• **Dataset rows for apps and sites**
+ + + + + + +
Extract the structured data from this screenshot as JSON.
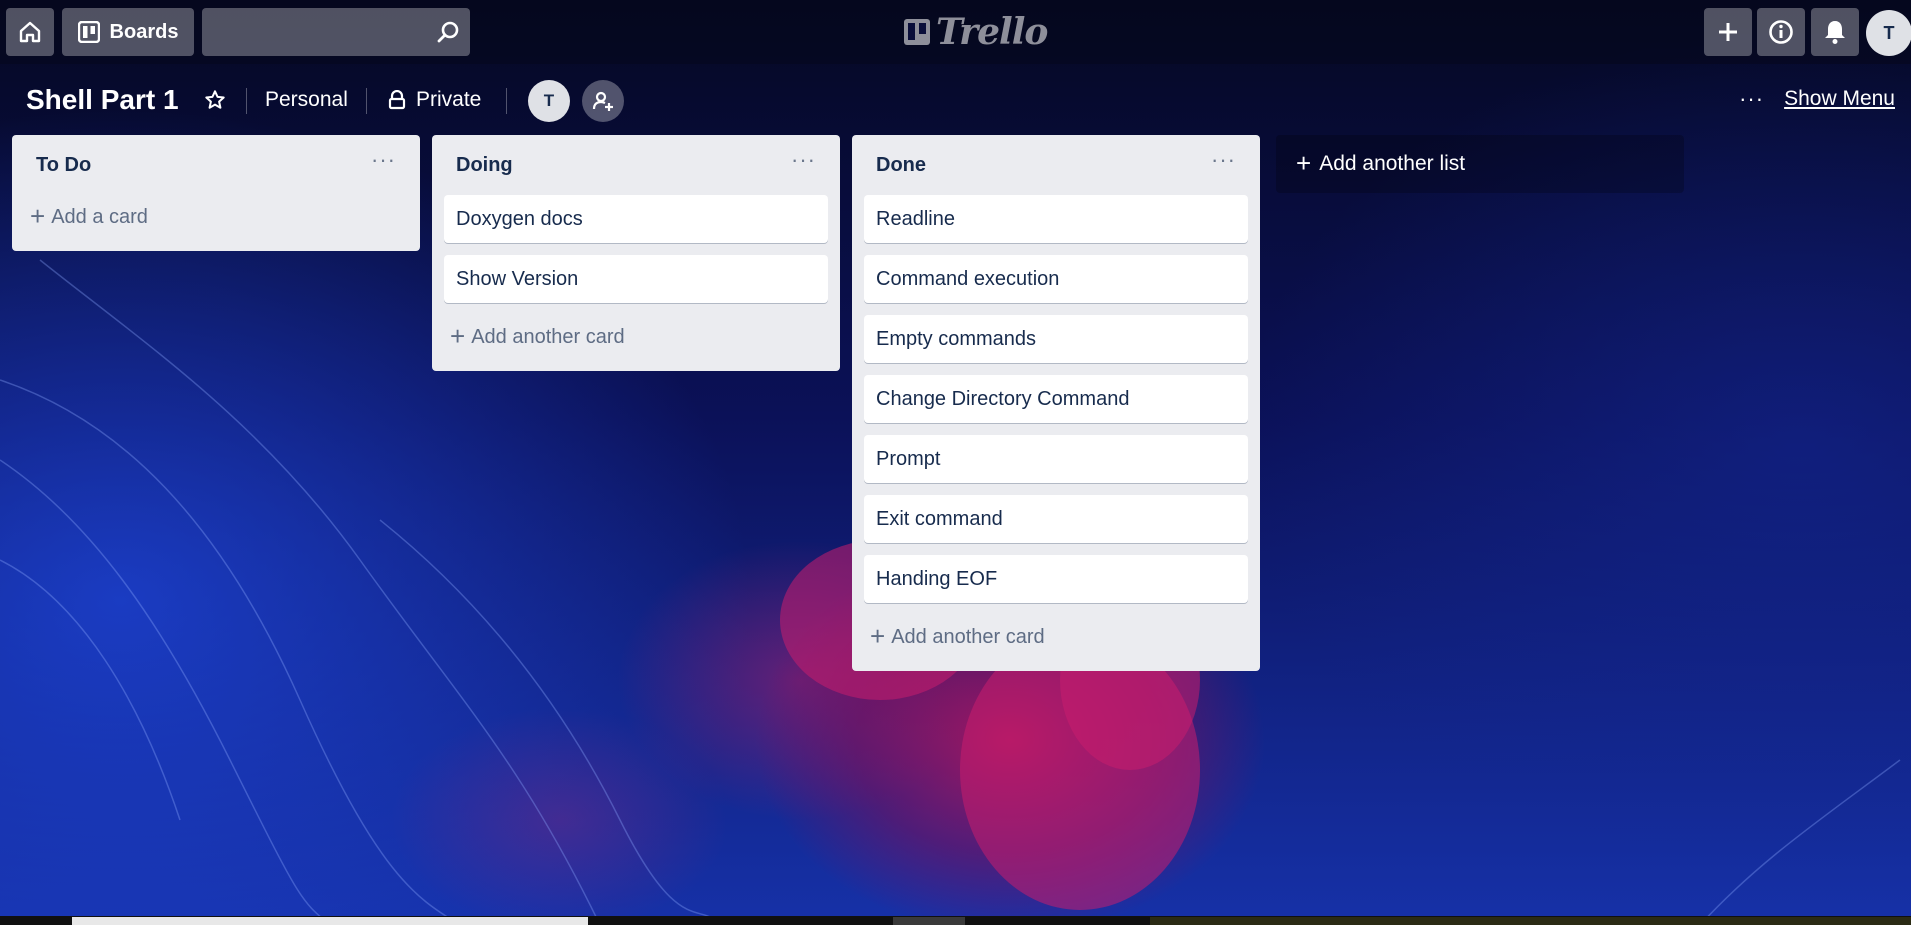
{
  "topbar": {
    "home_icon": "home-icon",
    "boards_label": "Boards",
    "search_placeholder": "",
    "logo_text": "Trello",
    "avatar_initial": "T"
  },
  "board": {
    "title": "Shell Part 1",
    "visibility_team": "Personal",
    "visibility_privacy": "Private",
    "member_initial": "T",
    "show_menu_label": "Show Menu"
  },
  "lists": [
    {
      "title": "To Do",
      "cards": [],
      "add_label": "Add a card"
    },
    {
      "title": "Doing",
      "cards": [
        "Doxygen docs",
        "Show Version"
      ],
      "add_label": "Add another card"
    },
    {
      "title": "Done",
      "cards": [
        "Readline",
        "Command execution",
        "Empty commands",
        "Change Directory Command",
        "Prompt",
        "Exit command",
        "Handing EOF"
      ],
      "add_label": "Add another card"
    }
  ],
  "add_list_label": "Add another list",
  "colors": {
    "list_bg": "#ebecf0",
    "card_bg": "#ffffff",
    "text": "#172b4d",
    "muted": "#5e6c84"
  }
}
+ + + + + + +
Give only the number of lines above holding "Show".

2